The offspring (can you call your adopted children, offspring?) were trying to look busier than their siblings, so I wouldn’t hand them a task. I was distracted by the unanswerable questions that 16 year-old girls ask. If I answered straight up, they’d see my responsibility to minister to those I’m in relationship with. I get enough of that from Jesus, as it is.
Then, somebody did something awesome.
I’d like to give credit, but time passed. I wouldn’t be able to remember 15 years of pop music if I made brain space for things like who did this one thing. The fact is, whoever did, whatever it was, is lost in the mists of time, but it stopped me in my tracks.
“It all boils down to loving the child God gave you.”
About 10 years ago, Robyn, told me to, “Enjoy your kids.”
I ignored her, because I was more concerned with fitting them into my idea of “what life should look like”, than who they were designed to be.
Today. I can’t not enjoy them.
My vision for homeschooling? I had to let that go.
We’re dreadfully undisciplined. We don’t invite our germaphobe friends here. It’s like the zoo. I don’t give them all organic foods. We fight. They talk back. They have bad habits that need to be broken; they call them sociological imperatives. Their table manners and their conversation make me want to lay down in a darkened room and remain until God takes me home.
Maybe we’re making up for lost time.
Maybe we did the rebellion thing when they were acting like mental patients as 10, 11, and 12 year-olds. One shares, as part of her Christian testimony, that her behavior toward me was deliberately destructive before she believed.
Maybe I’m an utter failure.
A long time ago, I told a counselor about my relationship with my dad, “He loves me, but he’s like that Eagles’ song, ‘Desperado’. He just doesn’t always express himself.”
He looked at me for a long second and said, “You are telling me about your relationship with the picture in your head of who your dad is.” He was saying, you have to deal with the dad God gave you.
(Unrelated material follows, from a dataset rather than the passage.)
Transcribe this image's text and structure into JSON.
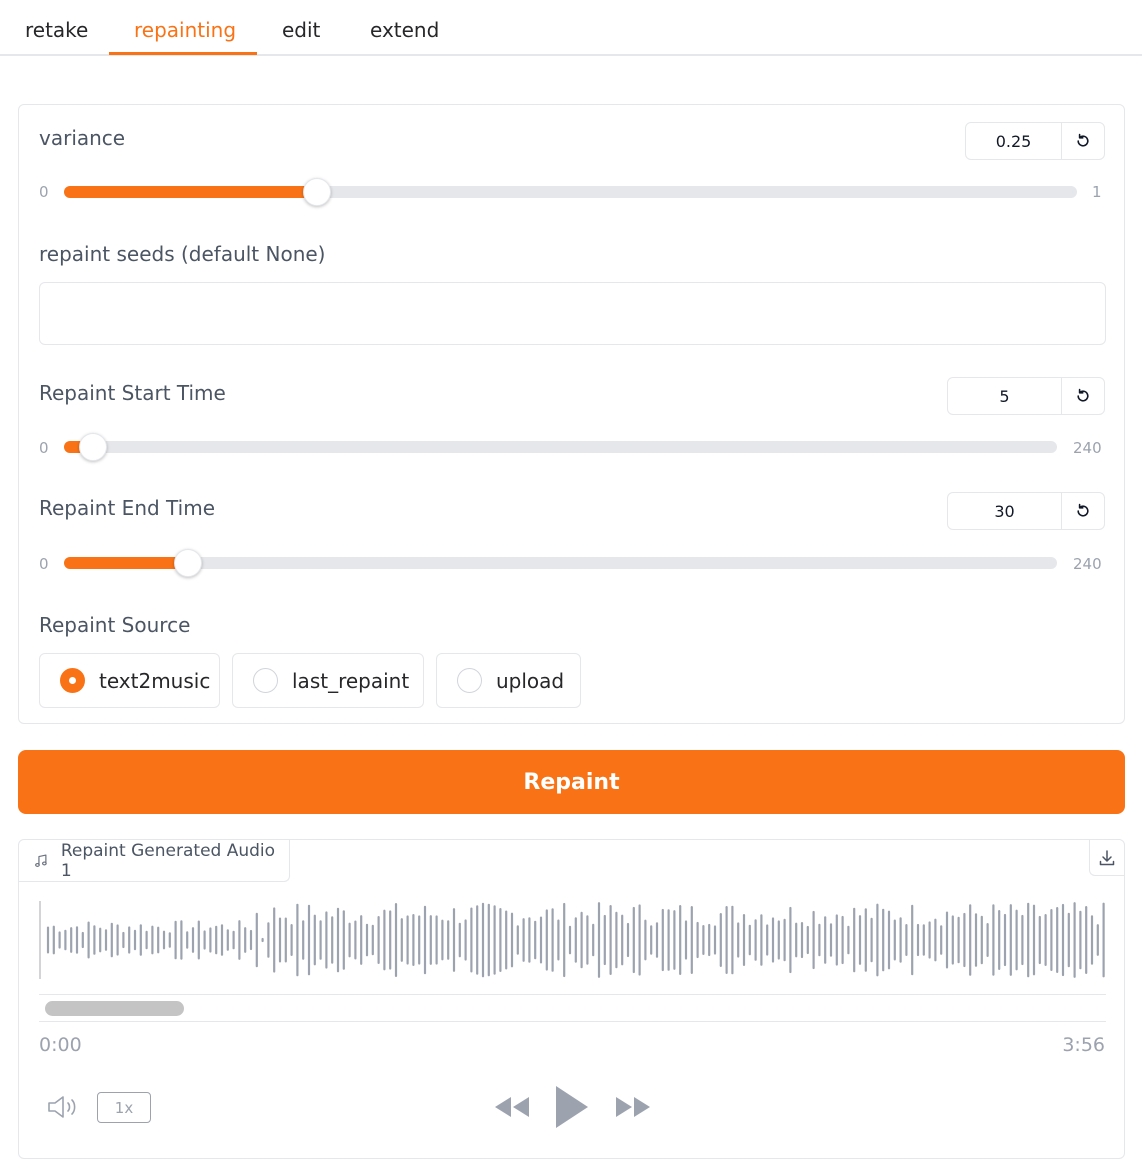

I have to deal with the kids God gave me.
There was a moment last year that put every thought I had under the microscope: :
“Why am I wasting time on this?”
“Is this important enough to dedicate the energy to?”
“I am holding on too tight.”
“It’s okay for her to pout, as long as she does the task.”
“Is that the worst thing that can happen?”
Those thoughts drove to the heart of living for my mental picture of the perfect child, the incredible mother, the ideal public image.
Of course, I’m back to majoring on the minors– Who didn’t put the
freaking toilet paper on the holder? Whose cups are all these in the living room? Why can’t we follow the towel guidelines?
Back to saddling up and riding behinds.
Back to deciding if it’s a cross to bear or a broom to ride.
Enjoying them when they need their butts kicked. It’s a complex art.
Someone has to do it.
Loving the kids God gave me.
Making up for lost time.